Excerpted records —

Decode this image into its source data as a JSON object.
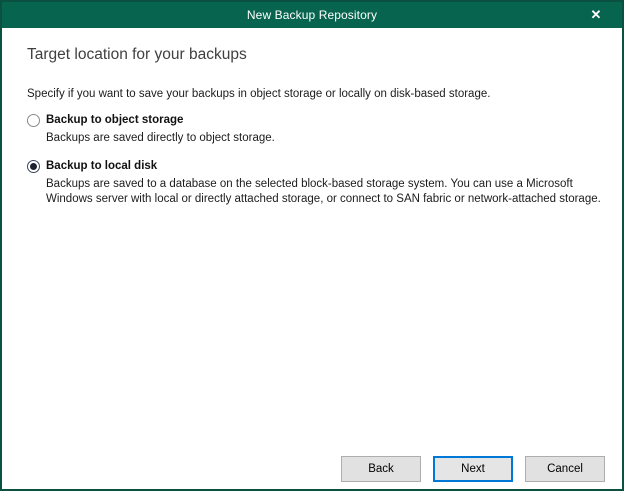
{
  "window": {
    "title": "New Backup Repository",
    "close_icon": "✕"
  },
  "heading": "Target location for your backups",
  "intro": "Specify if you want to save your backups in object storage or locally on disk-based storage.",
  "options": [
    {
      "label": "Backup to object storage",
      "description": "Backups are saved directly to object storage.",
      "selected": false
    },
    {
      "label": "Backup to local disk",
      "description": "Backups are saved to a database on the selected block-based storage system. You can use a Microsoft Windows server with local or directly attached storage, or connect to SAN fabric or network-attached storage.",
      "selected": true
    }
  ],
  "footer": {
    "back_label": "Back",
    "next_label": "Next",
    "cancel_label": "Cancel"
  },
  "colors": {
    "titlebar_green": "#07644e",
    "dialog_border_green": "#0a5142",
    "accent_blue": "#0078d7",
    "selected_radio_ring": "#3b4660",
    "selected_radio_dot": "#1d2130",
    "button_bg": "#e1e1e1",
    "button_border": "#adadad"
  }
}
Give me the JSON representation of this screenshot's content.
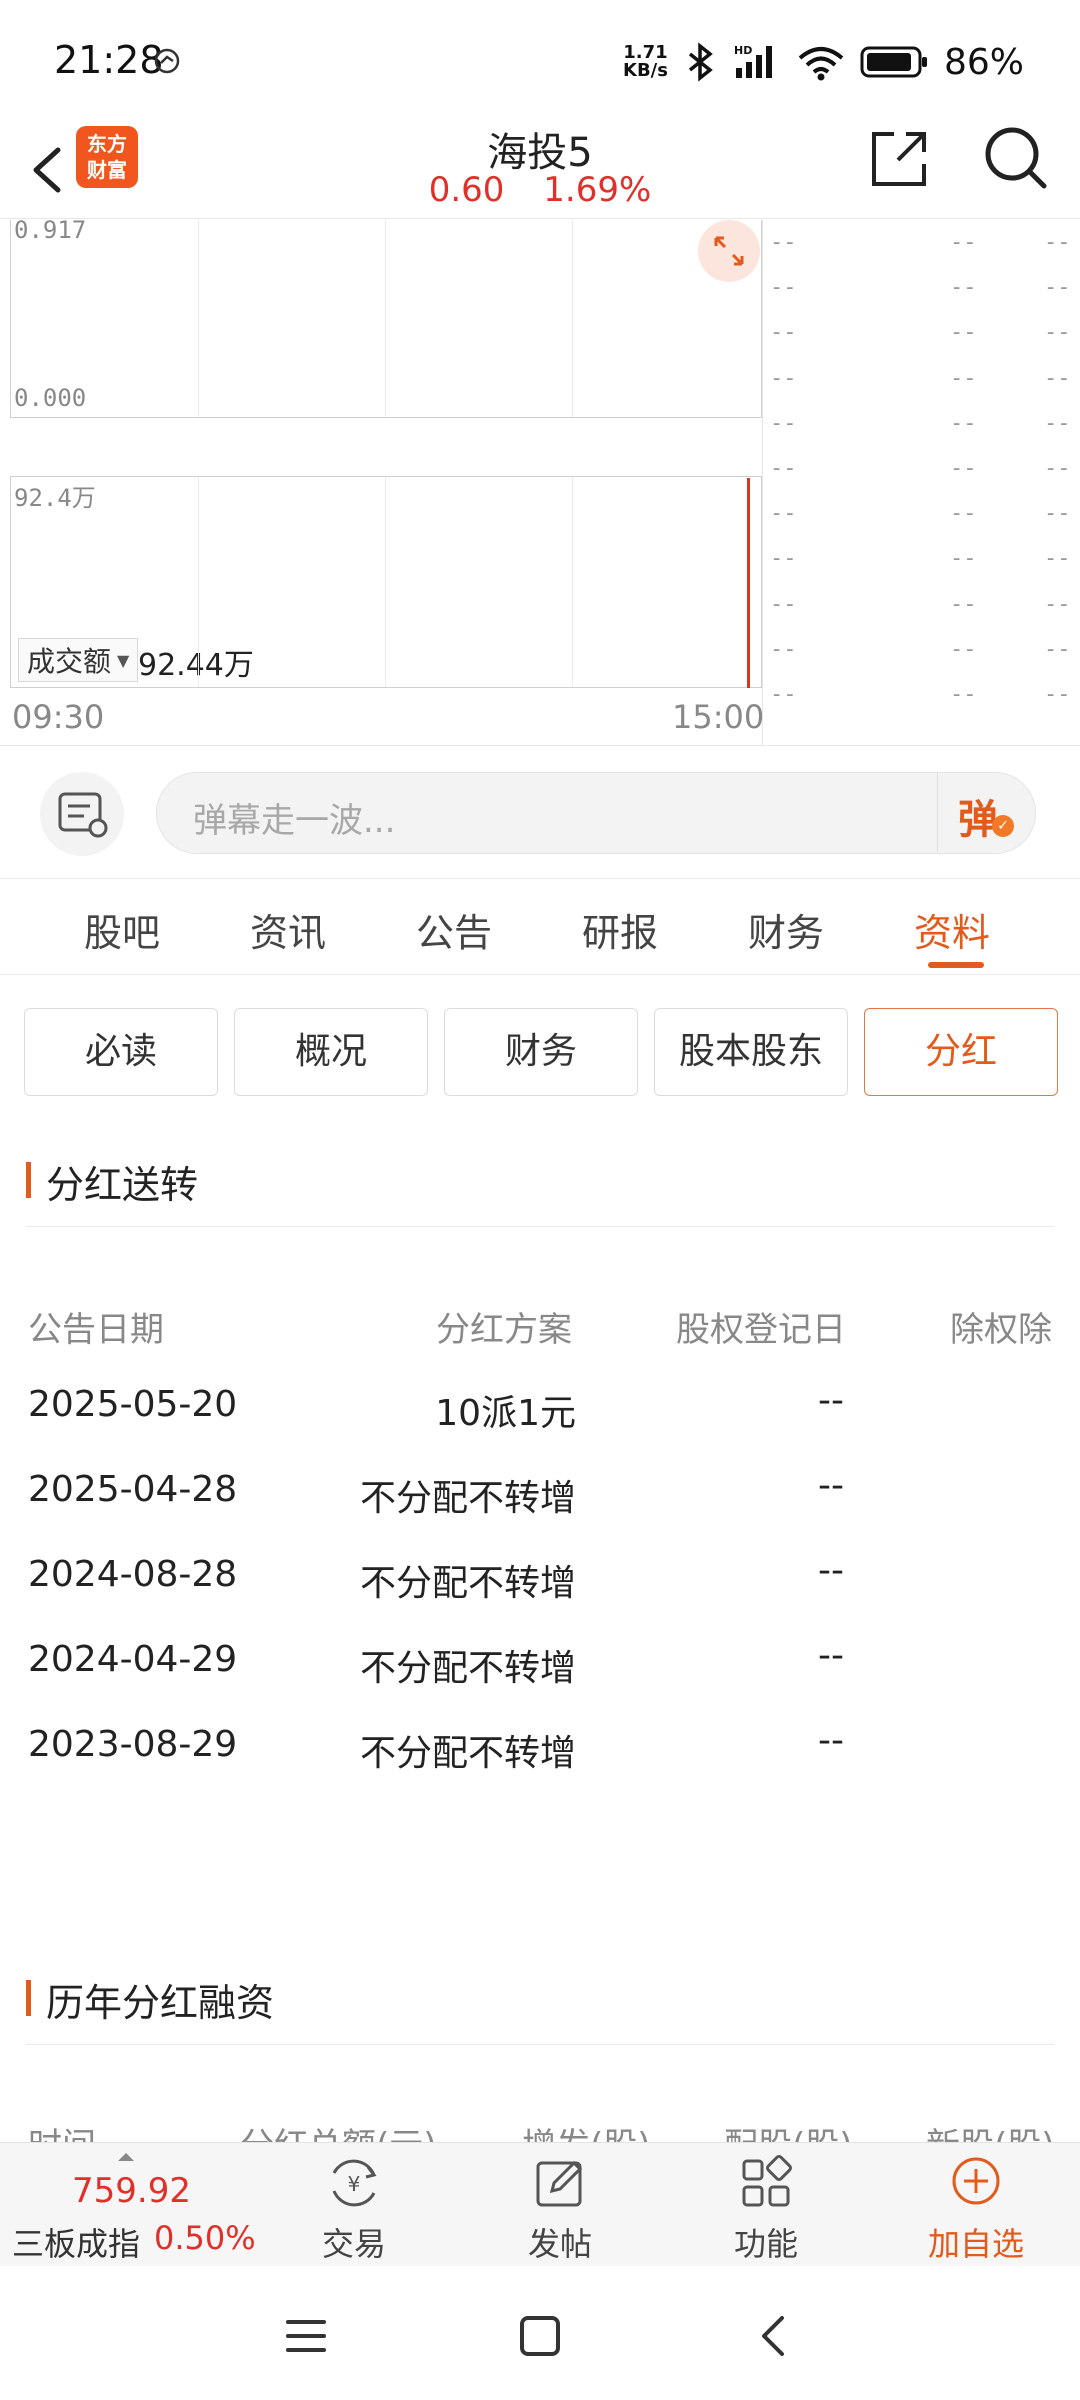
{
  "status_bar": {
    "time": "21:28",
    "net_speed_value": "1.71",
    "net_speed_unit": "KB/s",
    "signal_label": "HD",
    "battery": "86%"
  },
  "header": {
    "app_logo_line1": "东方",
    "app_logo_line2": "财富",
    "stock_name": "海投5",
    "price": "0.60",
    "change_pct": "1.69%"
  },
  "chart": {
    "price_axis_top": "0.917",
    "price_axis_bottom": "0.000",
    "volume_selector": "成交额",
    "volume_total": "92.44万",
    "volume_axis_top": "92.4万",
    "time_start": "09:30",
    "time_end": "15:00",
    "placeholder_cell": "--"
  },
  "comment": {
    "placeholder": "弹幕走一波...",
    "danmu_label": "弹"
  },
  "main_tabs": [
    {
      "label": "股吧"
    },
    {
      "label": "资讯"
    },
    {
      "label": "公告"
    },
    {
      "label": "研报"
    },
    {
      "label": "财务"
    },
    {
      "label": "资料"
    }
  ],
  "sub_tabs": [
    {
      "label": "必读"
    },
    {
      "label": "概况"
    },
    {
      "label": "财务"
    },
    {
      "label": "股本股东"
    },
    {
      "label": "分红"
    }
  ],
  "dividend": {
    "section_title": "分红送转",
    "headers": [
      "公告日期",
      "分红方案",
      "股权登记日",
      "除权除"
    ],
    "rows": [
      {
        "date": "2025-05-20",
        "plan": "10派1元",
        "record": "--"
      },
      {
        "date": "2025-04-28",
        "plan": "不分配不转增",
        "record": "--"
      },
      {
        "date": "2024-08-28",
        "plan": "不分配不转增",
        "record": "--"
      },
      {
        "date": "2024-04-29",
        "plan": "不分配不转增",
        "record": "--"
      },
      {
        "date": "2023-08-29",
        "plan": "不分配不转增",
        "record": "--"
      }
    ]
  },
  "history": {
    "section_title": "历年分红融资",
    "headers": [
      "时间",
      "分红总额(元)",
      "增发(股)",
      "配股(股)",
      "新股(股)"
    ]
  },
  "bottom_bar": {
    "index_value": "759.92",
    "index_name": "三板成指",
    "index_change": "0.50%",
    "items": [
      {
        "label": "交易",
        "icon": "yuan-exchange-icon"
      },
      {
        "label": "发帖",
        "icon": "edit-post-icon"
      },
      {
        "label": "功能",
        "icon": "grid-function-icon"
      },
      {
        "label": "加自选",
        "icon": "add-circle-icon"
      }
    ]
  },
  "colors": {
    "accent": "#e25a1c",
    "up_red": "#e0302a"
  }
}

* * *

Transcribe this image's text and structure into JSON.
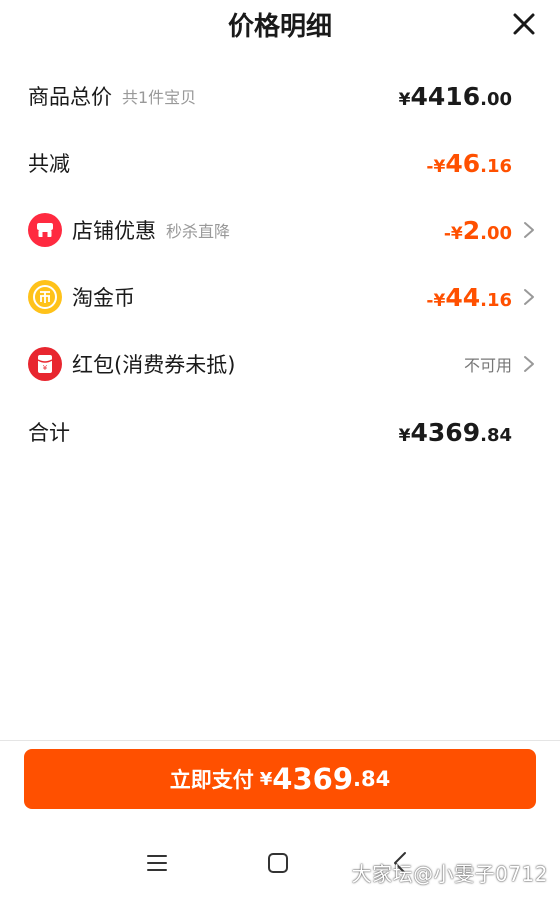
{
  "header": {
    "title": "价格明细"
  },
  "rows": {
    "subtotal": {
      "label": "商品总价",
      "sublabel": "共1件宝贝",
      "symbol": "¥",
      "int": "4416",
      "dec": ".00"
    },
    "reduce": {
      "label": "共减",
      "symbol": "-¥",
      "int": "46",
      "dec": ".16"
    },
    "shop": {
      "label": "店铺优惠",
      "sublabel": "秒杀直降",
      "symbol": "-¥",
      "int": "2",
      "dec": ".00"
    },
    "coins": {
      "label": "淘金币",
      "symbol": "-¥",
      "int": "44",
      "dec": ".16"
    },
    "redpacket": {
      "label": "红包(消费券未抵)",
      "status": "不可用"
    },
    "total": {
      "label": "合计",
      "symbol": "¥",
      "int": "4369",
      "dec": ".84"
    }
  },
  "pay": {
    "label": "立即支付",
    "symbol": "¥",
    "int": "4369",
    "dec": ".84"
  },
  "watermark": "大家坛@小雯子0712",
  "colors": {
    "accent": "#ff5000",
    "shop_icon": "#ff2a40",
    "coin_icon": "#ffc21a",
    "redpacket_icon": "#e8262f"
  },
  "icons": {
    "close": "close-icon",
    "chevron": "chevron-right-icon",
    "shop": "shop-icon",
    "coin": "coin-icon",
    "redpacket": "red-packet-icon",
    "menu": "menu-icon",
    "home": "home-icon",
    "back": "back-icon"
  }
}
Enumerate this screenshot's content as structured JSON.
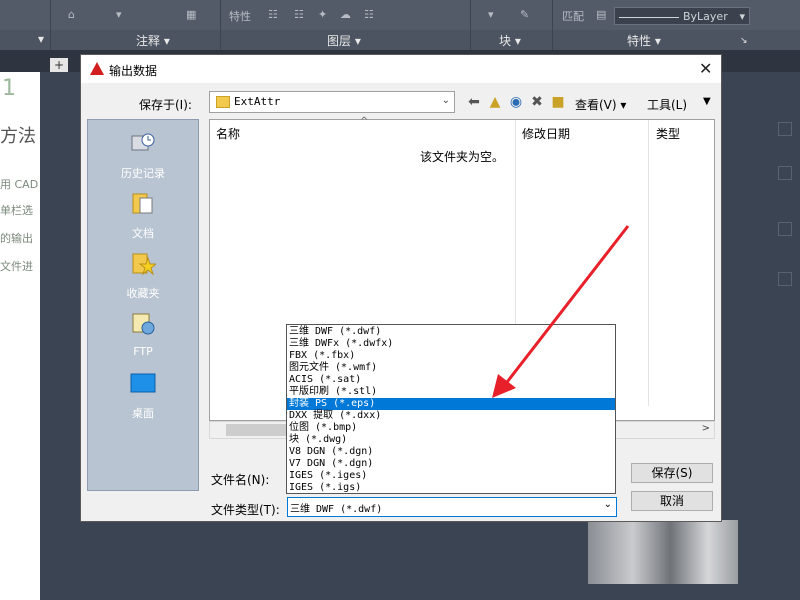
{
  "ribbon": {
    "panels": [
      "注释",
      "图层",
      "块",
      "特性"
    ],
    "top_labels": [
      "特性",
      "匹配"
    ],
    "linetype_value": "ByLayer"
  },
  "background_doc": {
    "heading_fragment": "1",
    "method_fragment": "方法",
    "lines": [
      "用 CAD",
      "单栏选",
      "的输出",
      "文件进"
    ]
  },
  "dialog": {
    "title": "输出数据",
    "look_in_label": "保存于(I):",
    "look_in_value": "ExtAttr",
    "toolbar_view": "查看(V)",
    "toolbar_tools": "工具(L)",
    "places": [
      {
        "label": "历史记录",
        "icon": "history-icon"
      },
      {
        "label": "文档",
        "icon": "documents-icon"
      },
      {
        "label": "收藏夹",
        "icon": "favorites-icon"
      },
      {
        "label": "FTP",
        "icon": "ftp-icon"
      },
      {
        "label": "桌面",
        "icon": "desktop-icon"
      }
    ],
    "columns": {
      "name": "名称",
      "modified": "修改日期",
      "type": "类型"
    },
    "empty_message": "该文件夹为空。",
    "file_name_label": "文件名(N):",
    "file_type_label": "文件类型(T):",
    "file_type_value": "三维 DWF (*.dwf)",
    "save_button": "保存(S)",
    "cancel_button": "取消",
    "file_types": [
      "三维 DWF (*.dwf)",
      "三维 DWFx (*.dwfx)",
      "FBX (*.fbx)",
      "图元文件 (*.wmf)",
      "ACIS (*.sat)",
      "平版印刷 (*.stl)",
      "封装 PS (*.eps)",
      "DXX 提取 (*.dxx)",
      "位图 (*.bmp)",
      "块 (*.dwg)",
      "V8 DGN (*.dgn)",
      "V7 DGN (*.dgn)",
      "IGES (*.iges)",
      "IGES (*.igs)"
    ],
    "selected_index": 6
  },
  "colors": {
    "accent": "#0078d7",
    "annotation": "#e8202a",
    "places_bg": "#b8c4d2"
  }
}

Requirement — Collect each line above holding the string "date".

Task solution —
        "date": "2025-05-20",
        "date": "2025-04-28",
        "date": "2024-08-28",
        "date": "2024-04-29",
        "date": "2023-08-29",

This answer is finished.